A new law barring public access to open arrest warrants for 90 days, or until they have been served, might endanger officers in the field, say police who want the restrictions relaxed.
The Maryland law, House Bill 270, became effective June 1 and was intended to avoid wanted criminals fleeing to avoid arrest or, worse, arming themselves to resist arrest.
The new issue was raised by Sam Leppo, Westminster police chief, at a semiannual meeting June 9 of law enforcement, court and Carroll County officials.
Lt. Leonard Armstrong, commander of the Westminster barracks of the state police, shared Leppo's concerns.
"It hasn't been a problem for any police officer yet, as far as I am aware, but the potential is there," Armstrong said. "Troopers need to have real-time access to the latest warrant information. I am certain that this can be worked out with the courts."
Chief Judge Martha F. Rasin of the District Court of Maryland said that she empathized with the officers but that the problem is not with the court system.
"The warrants law has exceptions, which include police, prosecutors and bail bondsmen," she said. "Police agencies across the state have dial-up access to the courts' computer data bank and can access information on warrants anytime."

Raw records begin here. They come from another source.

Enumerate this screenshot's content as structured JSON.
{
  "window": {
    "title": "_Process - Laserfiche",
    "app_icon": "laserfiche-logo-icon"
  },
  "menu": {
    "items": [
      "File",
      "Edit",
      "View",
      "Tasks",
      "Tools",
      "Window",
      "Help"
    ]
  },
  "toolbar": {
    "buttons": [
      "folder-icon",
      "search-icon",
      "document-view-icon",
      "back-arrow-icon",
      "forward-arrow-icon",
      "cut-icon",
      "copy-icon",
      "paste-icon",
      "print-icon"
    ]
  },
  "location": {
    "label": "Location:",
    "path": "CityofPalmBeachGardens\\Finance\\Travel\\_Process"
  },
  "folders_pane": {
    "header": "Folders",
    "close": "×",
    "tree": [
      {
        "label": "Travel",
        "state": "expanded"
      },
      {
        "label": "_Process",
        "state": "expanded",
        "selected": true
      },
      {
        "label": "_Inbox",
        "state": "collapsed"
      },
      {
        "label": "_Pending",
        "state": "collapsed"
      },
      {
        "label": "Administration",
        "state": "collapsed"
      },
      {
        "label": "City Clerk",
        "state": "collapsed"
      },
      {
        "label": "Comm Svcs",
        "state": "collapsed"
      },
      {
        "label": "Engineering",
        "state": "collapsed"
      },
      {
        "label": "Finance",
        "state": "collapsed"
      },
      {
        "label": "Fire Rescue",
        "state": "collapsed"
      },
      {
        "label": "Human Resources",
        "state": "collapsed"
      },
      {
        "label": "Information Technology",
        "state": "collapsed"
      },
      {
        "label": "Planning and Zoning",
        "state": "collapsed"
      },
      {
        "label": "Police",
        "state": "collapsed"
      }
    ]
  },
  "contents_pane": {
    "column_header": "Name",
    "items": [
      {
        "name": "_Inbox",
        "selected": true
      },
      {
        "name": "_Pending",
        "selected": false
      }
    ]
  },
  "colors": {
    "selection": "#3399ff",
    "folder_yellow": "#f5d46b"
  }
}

Police officers and others covered under the exceptions can walk into any District Court, make a written request for warrant information and obtain what they need, she said.
What has changed -- from Armstrong's perspective -- is telephone access to the information, which an officer might need if he has stopped a person, for example, for a traffic violation, whom he suspects might be named in a warrant.
Police previously could call a court clerk and obtain confirmation of an open arrest warrant, but under the new law, a clerk may no longer provide that information because the caller's identity cannot be verified.
District Court officials in Carroll County said they are complying with the new law.
Carroll court officials said police have seldom called for information on arrest warrants, but they do call about bench warrants -- arrests ordered by a judge when a defendant fails to appear in court or is determined to be in violation of probation.
Court clerks may verify bench warrants by telephone, though that isn't critical for officer safety because judge's clerks in District Court enter bench warrants into the computer data bank as soon as they are ordered.
The law on access to warrants "was put in for officer safety," 1st Sgt. Bernie Shaw, legislative liaison for state police, said.
It was promoted by the governor, and its proponents included Col. David B. Mitchell, state police superintendent, and Robert C. Murphy, retired chief judge of the state Court of Appeals, Shaw said.
The legislators' intent was to prevent lawyers who were using the data to solicit clients from tipping a suspect about a new warrant, he said.
"One of two things could happen when a suspect is tipped," Shaw said. "Either the guy flees before police come to serve the warrant, or an officer serving the warrant walks into a hostile situation, because no one wants to be arrested."
Police have another option, accessing state and national data banks, called MILES and NCIC.
Those data banks often contain more complete information than the courts' data bank, which troopers need to verify that a suspect, whom they may have stopped, actually is the same person wanted in an open warrant, said 1st Sgt. Eric Danz of the Westminster barracks.
Rasin and Armstrong agree that the perceived problem "has nothing to do with cooperation. It's not a court policy. That's what the law is."
Public hearings were held before the new law was enacted, and law enforcement officials had input and time to raise concerns, she said.
"If any problem exists, law enforcement agencies would need to contact their legislators and change the law," she said.
Lt. Dean Brewer, a Westminster police spokesman, said concerns raised by his agency are being addressed.
"We have access to the courts' data bank, but access -- shutting down from state and national data banks to switch over to the courts' data bank -- is time-consuming," he said.
"And that has to be done by a trained staff member. It was quicker to make a phone call, but it's our understanding that the courts will soon be entering warrants into the MILES and NCIC systems, so that will resolve our concerns."
Pub Date: 6/19/98